The European Parliament, which faces re-election in early May, has adopted a resolution expressing the need to stop the Russia-Germany Nord Stream 2 gas pipeline.
The Vyborg to Lubmin pipeline is due for completion later this year.
Maros Sefcovic, vice president of the European Commission and a critic of Nord Stream 2, also said he could not discern a commercial reason for doubling the capacity of the original Nord Stream pipeline.
The MEPs’ report said: “The European Parliament stresses that the EU is currently Russia’s largest trading partner and will keep its position as a key economic partner for the foreseeable future, but that Nord Stream 2 reinforces the EU’s dependence on Russian gas supplies, threatens the EU internal market and is not in line with EU energy policy or its strategic interests, and therefore needs to be stopped.”

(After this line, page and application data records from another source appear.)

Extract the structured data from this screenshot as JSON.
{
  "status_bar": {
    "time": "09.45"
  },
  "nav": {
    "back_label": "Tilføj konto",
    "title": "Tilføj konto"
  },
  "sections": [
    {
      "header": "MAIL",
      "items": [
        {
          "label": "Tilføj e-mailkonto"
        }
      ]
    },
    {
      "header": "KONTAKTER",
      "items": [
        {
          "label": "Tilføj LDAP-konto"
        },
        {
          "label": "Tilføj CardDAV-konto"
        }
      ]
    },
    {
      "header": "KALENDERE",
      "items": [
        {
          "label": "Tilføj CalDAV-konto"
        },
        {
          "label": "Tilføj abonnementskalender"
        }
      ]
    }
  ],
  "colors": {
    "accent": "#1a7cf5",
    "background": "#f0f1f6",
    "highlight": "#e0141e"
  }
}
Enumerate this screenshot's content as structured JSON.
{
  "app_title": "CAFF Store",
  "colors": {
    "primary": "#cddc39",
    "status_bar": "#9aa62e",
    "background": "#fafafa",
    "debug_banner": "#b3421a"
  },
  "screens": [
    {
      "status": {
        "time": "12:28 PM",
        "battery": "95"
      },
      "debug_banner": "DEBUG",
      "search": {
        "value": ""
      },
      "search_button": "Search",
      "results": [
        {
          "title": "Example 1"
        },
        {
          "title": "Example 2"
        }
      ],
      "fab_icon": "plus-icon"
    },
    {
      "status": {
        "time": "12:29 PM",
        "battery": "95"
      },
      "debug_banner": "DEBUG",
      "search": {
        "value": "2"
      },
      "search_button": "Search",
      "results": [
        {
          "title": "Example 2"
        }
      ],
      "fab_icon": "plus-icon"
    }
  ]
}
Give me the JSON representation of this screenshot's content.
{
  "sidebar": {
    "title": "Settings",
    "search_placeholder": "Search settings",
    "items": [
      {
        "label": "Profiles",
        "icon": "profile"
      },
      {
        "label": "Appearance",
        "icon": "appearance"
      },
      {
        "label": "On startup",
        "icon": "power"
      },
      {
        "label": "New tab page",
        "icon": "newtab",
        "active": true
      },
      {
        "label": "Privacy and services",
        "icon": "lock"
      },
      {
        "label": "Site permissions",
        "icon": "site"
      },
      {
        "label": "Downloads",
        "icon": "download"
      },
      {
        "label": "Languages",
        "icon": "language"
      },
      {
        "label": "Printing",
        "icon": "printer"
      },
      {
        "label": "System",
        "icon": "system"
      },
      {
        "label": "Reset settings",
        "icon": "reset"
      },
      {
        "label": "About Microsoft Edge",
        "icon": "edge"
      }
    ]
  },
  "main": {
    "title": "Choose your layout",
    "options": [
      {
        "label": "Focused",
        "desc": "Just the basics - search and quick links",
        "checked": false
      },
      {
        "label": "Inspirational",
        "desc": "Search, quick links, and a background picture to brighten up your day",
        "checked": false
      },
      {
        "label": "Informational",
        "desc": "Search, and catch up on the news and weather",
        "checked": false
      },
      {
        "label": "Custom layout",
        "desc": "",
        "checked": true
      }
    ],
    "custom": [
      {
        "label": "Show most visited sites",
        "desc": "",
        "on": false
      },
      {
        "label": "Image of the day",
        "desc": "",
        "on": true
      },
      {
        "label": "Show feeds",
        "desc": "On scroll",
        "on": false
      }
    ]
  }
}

Germany is the world’s biggest natural-gas importer and BASF, the German chemicals giant and investor in Nord Stream 2, alone consumes more gas than Denmark.
The parliamentary resolution was written by MEP Sandra Kalniete – a member of the centre-right European People’s Party – from Latvia, which opposes Nord Stream 2.
The report was supported by 402 MEPs, with 163 members voting against the resolution and 89 abstaining.
The European Parliament, which faces a major potential populist shakeup after the May elections, also said Russia could no longer be regarded as a strategic partner of the EU. It called on the European Council, which represents the 28 member states, to reconsider the EU-Russia Partnership and Cooperation Agreement (PCA).
“The European Parliament underlines that Russia’s illegal occupation and annexation of Crimea, a region of Ukraine, its direct and indirect involvement in armed conflicts in the eastern part of Ukraine and its continuous violation of the territorial integrity of Georgia and Moldova constitute a deliberate violation of international law, democratic principles and fundamental values,” the parliamentary report said.
But Berlin says the pipeline will improve European energy security. “A Russian gas molecule remains a Russian gas molecule, irrespective of whether it comes from Ukraine or from underneath the Baltic Sea,” Merkel told a Munich conference attended by hawkish US Vice President Mike Pence in February.
Germany’s industrial economy will become increasingly reliant on gas in the next few years as it abandons nuclear power and begins to close its many coal-powered plants.
Germany already has Europe’s highest non-household electricity prices.
The US vehemently opposes Nord Stream 2 and calls on the EU to buy its LNG instead.
“We do not think, fundamentally, that there is a need for the pipeline,” said US Deputy Energy Secretary Dan Brouillette. “Russia will use this as leverage over Europe.”
Germany needs Gazprom’s exports to power its economy. Picture credit: YouTube